Web page and app entries:
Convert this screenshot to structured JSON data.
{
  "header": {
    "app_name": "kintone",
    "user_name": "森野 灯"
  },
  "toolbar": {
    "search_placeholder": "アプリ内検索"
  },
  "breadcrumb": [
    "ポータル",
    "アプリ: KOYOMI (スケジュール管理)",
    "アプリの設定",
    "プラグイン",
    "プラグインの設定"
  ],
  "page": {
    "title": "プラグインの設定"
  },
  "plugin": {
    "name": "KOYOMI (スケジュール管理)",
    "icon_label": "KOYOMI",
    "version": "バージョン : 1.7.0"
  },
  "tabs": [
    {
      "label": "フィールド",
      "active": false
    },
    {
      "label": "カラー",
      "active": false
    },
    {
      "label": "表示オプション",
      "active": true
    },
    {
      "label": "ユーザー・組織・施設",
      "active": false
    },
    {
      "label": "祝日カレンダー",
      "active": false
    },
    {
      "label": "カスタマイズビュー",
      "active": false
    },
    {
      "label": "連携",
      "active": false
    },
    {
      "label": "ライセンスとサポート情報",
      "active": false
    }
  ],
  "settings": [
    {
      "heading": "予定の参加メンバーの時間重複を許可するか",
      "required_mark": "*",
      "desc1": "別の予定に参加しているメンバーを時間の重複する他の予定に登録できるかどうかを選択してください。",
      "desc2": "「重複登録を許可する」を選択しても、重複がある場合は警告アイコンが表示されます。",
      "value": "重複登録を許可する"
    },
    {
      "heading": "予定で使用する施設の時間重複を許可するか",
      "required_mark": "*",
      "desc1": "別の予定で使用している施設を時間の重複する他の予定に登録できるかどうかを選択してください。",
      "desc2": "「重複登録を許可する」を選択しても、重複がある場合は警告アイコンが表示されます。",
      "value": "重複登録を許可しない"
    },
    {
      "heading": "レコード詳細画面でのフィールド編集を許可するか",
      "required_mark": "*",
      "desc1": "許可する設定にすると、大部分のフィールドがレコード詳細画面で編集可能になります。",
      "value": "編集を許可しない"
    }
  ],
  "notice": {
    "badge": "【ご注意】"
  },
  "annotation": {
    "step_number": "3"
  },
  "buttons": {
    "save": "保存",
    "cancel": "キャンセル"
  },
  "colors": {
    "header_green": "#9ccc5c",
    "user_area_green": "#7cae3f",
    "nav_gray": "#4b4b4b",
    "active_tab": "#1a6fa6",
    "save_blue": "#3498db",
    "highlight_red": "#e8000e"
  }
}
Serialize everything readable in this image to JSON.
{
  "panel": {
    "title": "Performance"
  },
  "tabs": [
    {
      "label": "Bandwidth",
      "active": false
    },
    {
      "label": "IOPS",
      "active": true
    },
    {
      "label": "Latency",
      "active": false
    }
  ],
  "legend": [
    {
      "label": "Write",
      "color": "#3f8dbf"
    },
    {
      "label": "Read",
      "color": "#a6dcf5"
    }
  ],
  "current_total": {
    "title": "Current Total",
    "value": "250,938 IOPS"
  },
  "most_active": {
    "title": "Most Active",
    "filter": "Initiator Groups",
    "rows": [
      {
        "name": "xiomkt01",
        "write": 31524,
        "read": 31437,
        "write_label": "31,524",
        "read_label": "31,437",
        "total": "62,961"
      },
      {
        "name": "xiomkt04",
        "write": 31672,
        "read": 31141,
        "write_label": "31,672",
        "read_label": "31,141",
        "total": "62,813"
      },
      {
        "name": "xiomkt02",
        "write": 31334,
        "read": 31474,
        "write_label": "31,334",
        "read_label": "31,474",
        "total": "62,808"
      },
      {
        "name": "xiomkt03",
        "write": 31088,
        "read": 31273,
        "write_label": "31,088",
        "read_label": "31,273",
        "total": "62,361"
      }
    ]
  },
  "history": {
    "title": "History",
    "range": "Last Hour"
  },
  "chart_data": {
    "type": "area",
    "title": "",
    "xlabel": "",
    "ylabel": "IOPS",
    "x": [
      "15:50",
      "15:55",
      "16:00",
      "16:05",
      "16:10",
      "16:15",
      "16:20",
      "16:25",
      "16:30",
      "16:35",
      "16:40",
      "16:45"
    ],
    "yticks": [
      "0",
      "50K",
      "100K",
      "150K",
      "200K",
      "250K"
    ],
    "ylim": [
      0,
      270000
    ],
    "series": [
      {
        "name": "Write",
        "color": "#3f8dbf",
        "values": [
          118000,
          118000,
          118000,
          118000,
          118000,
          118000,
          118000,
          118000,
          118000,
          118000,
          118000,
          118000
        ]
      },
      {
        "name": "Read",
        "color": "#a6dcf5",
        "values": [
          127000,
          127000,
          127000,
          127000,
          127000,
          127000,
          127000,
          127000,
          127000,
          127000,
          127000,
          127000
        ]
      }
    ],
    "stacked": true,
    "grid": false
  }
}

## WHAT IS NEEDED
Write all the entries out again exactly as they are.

## YOUR RESPONSE
Convert this screenshot to structured JSON data.
{
  "header": {
    "app_name": "kintone",
    "user_name": "森野 灯"
  },
  "toolbar": {
    "search_placeholder": "アプリ内検索"
  },
  "breadcrumb": [
    "ポータル",
    "アプリ: KOYOMI (スケジュール管理)",
    "アプリの設定",
    "プラグイン",
    "プラグインの設定"
  ],
  "page": {
    "title": "プラグインの設定"
  },
  "plugin": {
    "name": "KOYOMI (スケジュール管理)",
    "icon_label": "KOYOMI",
    "version": "バージョン : 1.7.0"
  },
  "tabs": [
    {
      "label": "フィールド",
      "active": false
    },
    {
      "label": "カラー",
      "active": false
    },
    {
      "label": "表示オプション",
      "active": true
    },
    {
      "label": "ユーザー・組織・施設",
      "active": false
    },
    {
      "label": "祝日カレンダー",
      "active": false
    },
    {
      "label": "カスタマイズビュー",
      "active": false
    },
    {
      "label": "連携",
      "active": false
    },
    {
      "label": "ライセンスとサポート情報",
      "active": false
    }
  ],
  "settings": [
    {
      "heading": "予定の参加メンバーの時間重複を許可するか",
      "required_mark": "*",
      "desc1": "別の予定に参加しているメンバーを時間の重複する他の予定に登録できるかどうかを選択してください。",
      "desc2": "「重複登録を許可する」を選択しても、重複がある場合は警告アイコンが表示されます。",
      "value": "重複登録を許可する"
    },
    {
      "heading": "予定で使用する施設の時間重複を許可するか",
      "required_mark": "*",
      "desc1": "別の予定で使用している施設を時間の重複する他の予定に登録できるかどうかを選択してください。",
      "desc2": "「重複登録を許可する」を選択しても、重複がある場合は警告アイコンが表示されます。",
      "value": "重複登録を許可しない"
    },
    {
      "heading": "レコード詳細画面でのフィールド編集を許可するか",
      "required_mark": "*",
      "desc1": "許可する設定にすると、大部分のフィールドがレコード詳細画面で編集可能になります。",
      "value": "編集を許可しない"
    }
  ],
  "notice": {
    "badge": "【ご注意】"
  },
  "annotation": {
    "step_number": "3"
  },
  "buttons": {
    "save": "保存",
    "cancel": "キャンセル"
  },
  "colors": {
    "header_green": "#9ccc5c",
    "user_area_green": "#7cae3f",
    "nav_gray": "#4b4b4b",
    "active_tab": "#1a6fa6",
    "save_blue": "#3498db",
    "highlight_red": "#e8000e"
  }
}
Serialize everything readable in this image to JSON.
{
  "panel": {
    "title": "Performance"
  },
  "tabs": [
    {
      "label": "Bandwidth",
      "active": false
    },
    {
      "label": "IOPS",
      "active": true
    },
    {
      "label": "Latency",
      "active": false
    }
  ],
  "legend": [
    {
      "label": "Write",
      "color": "#3f8dbf"
    },
    {
      "label": "Read",
      "color": "#a6dcf5"
    }
  ],
  "current_total": {
    "title": "Current Total",
    "value": "250,938 IOPS"
  },
  "most_active": {
    "title": "Most Active",
    "filter": "Initiator Groups",
    "rows": [
      {
        "name": "xiomkt01",
        "write": 31524,
        "read": 31437,
        "write_label": "31,524",
        "read_label": "31,437",
        "total": "62,961"
      },
      {
        "name": "xiomkt04",
        "write": 31672,
        "read": 31141,
        "write_label": "31,672",
        "read_label": "31,141",
        "total": "62,813"
      },
      {
        "name": "xiomkt02",
        "write": 31334,
        "read": 31474,
        "write_label": "31,334",
        "read_label": "31,474",
        "total": "62,808"
      },
      {
        "name": "xiomkt03",
        "write": 31088,
        "read": 31273,
        "write_label": "31,088",
        "read_label": "31,273",
        "total": "62,361"
      }
    ]
  },
  "history": {
    "title": "History",
    "range": "Last Hour"
  },
  "chart_data": {
    "type": "area",
    "title": "",
    "xlabel": "",
    "ylabel": "IOPS",
    "x": [
      "15:50",
      "15:55",
      "16:00",
      "16:05",
      "16:10",
      "16:15",
      "16:20",
      "16:25",
      "16:30",
      "16:35",
      "16:40",
      "16:45"
    ],
    "yticks": [
      "0",
      "50K",
      "100K",
      "150K",
      "200K",
      "250K"
    ],
    "ylim": [
      0,
      270000
    ],
    "series": [
      {
        "name": "Write",
        "color": "#3f8dbf",
        "values": [
          118000,
          118000,
          118000,
          118000,
          118000,
          118000,
          118000,
          118000,
          118000,
          118000,
          118000,
          118000
        ]
      },
      {
        "name": "Read",
        "color": "#a6dcf5",
        "values": [
          127000,
          127000,
          127000,
          127000,
          127000,
          127000,
          127000,
          127000,
          127000,
          127000,
          127000,
          127000
        ]
      }
    ],
    "stacked": true,
    "grid": false
  }
}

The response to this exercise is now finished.